Otto, E. A., Loeys, B., Khanna, H., Hellemans, J., Sudbrak, R., Fan, S., et al. (2005). Nephrocystin-5, a ciliary IQ domain protein, is mutated in Senior-Loken syndrome and interacts with RPGR and calmodulin. Nature Genetics, 37(3), 282-288. doi:10.1038/ng1520.


Cite as: http://hdl.handle.net/11858/00-001M-0000-0010-86D2-5
Abstract
Nephronophthisis (NPHP) is the most frequent genetic cause of chronic renal failure in children1, 2, 3. Identification of four genes mutated in NPHP subtypes 1−4 (refs. 4−9) has linked the pathogenesis of NPHP to ciliary functions9. Ten percent of affected individuals have retinitis pigmentosa, constituting the renal-retinal Senior-Loken syndrome (SLSN). Here we identify, by positional cloning, mutations in an evolutionarily conserved gene, IQCB1 (also called NPHP5), as the most frequent cause of SLSN. IQCB1 encodes an IQ-domain protein, nephrocystin-5. All individuals with IQCB1 mutations have retinitis pigmentosa. Hence, we examined the interaction of nephrocystin-5 with RPGR (retinitis pigmentosa GTPase regulator), which is expressed in photoreceptor cilia and associated with 10−20% of retinitis pigmentosa. We show that nephrocystin-5, RPGR and calmodulin can be coimmunoprecipitated from retinal extracts, and that these proteins localize to connecting cilia of photoreceptors and to primary cilia of renal epithelial cells.

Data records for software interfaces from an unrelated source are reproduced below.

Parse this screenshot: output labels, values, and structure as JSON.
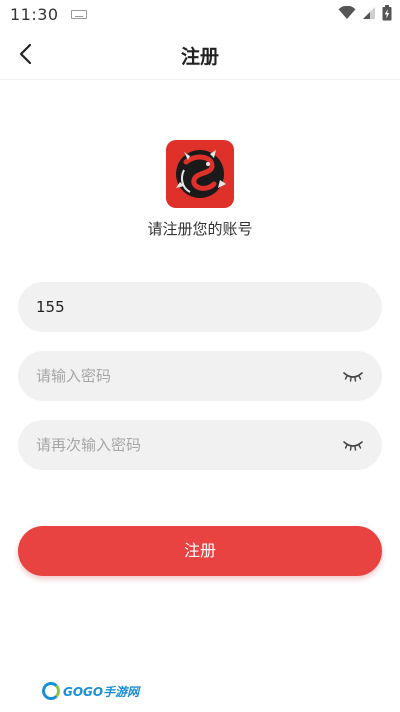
{
  "status_bar": {
    "time": "11:30",
    "icons": [
      "keyboard-icon",
      "wifi-icon",
      "signal-icon",
      "battery-charging-icon"
    ]
  },
  "header": {
    "title": "注册",
    "back_icon": "chevron-left-icon"
  },
  "main": {
    "subtitle": "请注册您的账号",
    "phone": {
      "value": "155",
      "placeholder": ""
    },
    "password": {
      "value": "",
      "placeholder": "请输入密码",
      "toggle_icon": "eye-closed-icon"
    },
    "confirm_password": {
      "value": "",
      "placeholder": "请再次输入密码",
      "toggle_icon": "eye-closed-icon"
    },
    "register_label": "注册"
  },
  "watermark": {
    "text": "GOGO手游网"
  },
  "colors": {
    "accent": "#e84340",
    "logo_bg": "#e0302a",
    "input_bg": "#f1f1f1",
    "placeholder": "#a6a6a6"
  }
}
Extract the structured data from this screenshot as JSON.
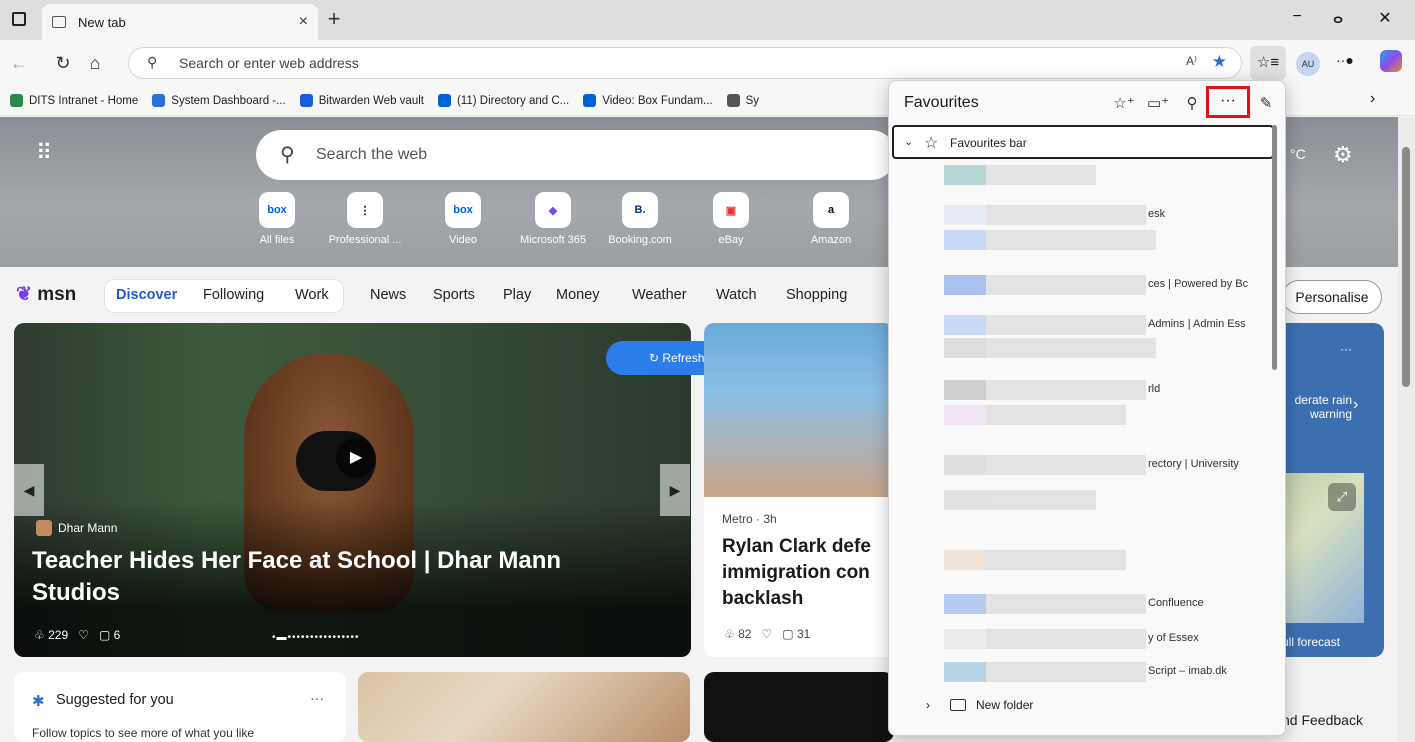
{
  "browser": {
    "tab_title": "New tab",
    "tab_close": "×",
    "new_tab": "+",
    "win_min": "−",
    "win_restore": "ⴰ",
    "win_close": "✕",
    "address_placeholder": "Search or enter web address",
    "profile": "AU"
  },
  "favorites_bar": [
    {
      "label": "DITS Intranet - Home",
      "color": "#2a8a4a"
    },
    {
      "label": "System Dashboard -...",
      "color": "#2b6fd6"
    },
    {
      "label": "Bitwarden Web vault",
      "color": "#175ddc"
    },
    {
      "label": "(11) Directory and C...",
      "color": "#0061d5"
    },
    {
      "label": "Video: Box Fundam...",
      "color": "#0061d5"
    },
    {
      "label": "Sy",
      "color": "#555555"
    }
  ],
  "newtab": {
    "search_placeholder": "Search the web",
    "temperature": "°C",
    "quicklinks": [
      {
        "label": "All files",
        "glyph": "box",
        "color": "#0061d5"
      },
      {
        "label": "Professional ...",
        "glyph": "⋮",
        "color": "#111111"
      },
      {
        "label": "Video",
        "glyph": "box",
        "color": "#0061d5"
      },
      {
        "label": "Microsoft 365",
        "glyph": "◆",
        "color": "#7a4ee8"
      },
      {
        "label": "Booking.com",
        "glyph": "B.",
        "color": "#003580"
      },
      {
        "label": "eBay",
        "glyph": "▣",
        "color": "#e53238"
      },
      {
        "label": "Amazon",
        "glyph": "a",
        "color": "#111111"
      }
    ]
  },
  "msn": {
    "logo": "msn",
    "nav": [
      "Discover",
      "Following",
      "Work",
      "News",
      "Sports",
      "Play",
      "Money",
      "Weather",
      "Watch",
      "Shopping"
    ],
    "personalise": "Personalise",
    "refresh": "Refresh stories"
  },
  "main_story": {
    "source": "Dhar Mann",
    "headline": "Teacher Hides Her Face at School | Dhar Mann Studios",
    "likes": "229",
    "comments": "6"
  },
  "second_story": {
    "source": "Metro · 3h",
    "headline": "Rylan Clark defe immigration con backlash",
    "likes": "82",
    "comments": "31"
  },
  "suggested": {
    "title": "Suggested for you",
    "subtitle": "Follow topics to see more of what you like",
    "more": "···"
  },
  "weather": {
    "more": "···",
    "warning": "derate rain warning",
    "forecast": "ull forecast"
  },
  "feedback": "nd Feedback",
  "favourites_panel": {
    "title": "Favourites",
    "more_button": "···",
    "folder_open": "Favourites bar",
    "items": [
      {
        "text": ""
      },
      {
        "text": "esk"
      },
      {
        "text": ""
      },
      {
        "text": "ces | Powered by Bc"
      },
      {
        "text": "Admins | Admin Ess"
      },
      {
        "text": ""
      },
      {
        "text": "rld"
      },
      {
        "text": ""
      },
      {
        "text": "rectory | University"
      },
      {
        "text": ""
      },
      {
        "text": ""
      },
      {
        "text": "Confluence"
      },
      {
        "text": "y of Essex"
      },
      {
        "text": "Script – imab.dk"
      }
    ],
    "new_folder": "New folder"
  }
}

Our studies emphasize the central role of ciliary dysfunction in the pathogenesis of SLSN.